I often see this type of expectations mismatch when dealing with emails. More often than not, I hear from employees that they have gotten negative feedback about their emails from employees in another region. It’s a clear example of the need for cultural training and understanding of the differences in style and context across an organization.
In general, western culture is what I call a “low context” one where aspects like tone and even the seniority level of the person delivering the message are not as important as the message itself.
But in many eastern cultures, such as in India or Japan, messages are indeed context-dependent, and the perception of messages in this “high-context” environment are influenced as much by the “how” and “who” as by the information itself.
A long-winding email from a “high-context” employee might annoy someone belonging to the “low-context” culture, leaving them wondering why it’s taking the sender so long to express the action.

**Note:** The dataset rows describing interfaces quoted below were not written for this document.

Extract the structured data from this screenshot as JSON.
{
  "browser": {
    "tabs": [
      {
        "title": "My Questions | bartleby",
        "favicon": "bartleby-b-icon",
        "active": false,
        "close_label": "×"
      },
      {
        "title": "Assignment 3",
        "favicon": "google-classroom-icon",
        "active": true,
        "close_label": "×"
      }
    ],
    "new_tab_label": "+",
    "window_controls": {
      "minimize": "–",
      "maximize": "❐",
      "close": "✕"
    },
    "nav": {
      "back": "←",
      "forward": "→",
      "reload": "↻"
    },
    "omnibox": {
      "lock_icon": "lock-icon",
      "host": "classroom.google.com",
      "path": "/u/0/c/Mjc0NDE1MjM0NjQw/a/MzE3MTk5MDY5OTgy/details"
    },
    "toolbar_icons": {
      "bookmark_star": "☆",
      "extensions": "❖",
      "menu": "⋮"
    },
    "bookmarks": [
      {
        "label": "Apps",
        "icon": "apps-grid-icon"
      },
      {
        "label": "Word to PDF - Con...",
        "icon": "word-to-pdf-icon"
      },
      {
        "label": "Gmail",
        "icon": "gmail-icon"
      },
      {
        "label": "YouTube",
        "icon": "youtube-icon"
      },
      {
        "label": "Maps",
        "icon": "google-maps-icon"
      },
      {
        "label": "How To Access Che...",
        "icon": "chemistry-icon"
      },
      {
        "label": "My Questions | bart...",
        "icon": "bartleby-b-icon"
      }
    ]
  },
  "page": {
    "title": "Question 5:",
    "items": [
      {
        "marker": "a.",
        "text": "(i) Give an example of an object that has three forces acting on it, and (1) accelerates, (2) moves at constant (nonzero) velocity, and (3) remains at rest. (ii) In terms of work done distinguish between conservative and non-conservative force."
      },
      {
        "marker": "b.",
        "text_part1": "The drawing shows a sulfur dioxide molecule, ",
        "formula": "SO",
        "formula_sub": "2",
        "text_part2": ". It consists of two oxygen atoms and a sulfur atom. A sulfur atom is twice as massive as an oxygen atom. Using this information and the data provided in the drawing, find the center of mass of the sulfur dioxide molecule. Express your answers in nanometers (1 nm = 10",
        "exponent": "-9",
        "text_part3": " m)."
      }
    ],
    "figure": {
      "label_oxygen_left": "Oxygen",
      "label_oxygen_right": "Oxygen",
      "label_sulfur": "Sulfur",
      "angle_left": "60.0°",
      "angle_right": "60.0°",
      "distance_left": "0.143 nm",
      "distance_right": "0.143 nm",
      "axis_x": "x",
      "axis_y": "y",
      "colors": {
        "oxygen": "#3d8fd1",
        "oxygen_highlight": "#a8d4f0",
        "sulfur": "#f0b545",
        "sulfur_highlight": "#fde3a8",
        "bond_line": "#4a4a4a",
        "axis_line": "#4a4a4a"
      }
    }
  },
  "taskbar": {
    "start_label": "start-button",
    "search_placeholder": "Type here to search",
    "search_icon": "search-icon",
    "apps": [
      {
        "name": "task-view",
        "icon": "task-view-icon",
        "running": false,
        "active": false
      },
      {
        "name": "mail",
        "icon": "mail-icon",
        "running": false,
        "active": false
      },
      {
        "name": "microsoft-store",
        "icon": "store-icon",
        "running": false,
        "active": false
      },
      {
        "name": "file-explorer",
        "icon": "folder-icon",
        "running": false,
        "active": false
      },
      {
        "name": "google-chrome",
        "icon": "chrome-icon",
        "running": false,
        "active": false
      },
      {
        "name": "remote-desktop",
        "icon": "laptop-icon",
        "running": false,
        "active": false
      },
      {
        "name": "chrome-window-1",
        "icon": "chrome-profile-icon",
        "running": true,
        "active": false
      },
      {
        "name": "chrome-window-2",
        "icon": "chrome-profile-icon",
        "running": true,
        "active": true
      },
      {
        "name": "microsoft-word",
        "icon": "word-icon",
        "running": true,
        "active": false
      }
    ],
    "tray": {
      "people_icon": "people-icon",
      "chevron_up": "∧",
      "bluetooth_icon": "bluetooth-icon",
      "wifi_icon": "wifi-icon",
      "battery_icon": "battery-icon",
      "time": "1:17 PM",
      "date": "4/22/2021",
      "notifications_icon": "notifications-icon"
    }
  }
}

On the flip side, a straightforward email from a “low-context” employee to a “high-context” employee may end up with the recipient perceiving an implied insult.
This contextualization extends to verbal communications of every type. When I first went to the Netherlands, I worked with an engineer who was not very fluent in English. He was very short with me, and I took that personally. It wasn’t until later that I realized that he was effectively translating everything into Dutch and back into English during the conversations with me. Clearly, there was no intention to be rude – it was just a mismatch in terms of my expectations and his abilities.
I do not think it possible to create a single culture that fits the global world – in fact, it would rob the world of the whole charm, in my opinion, nor is it possible or advisable to do so. I do think that companies that seek to run their operations globally must proactively work to promote understanding of different communication styles and perceptions attached to those communications across the employee base. Sometimes, it’s as simple as knowing what to ask and sometimes what not to ask (“Are you married?”, “Do you agree with the policies of your President?”). But more often than not, it’s keeping an open mind, and encouraging those who report to you to do the same.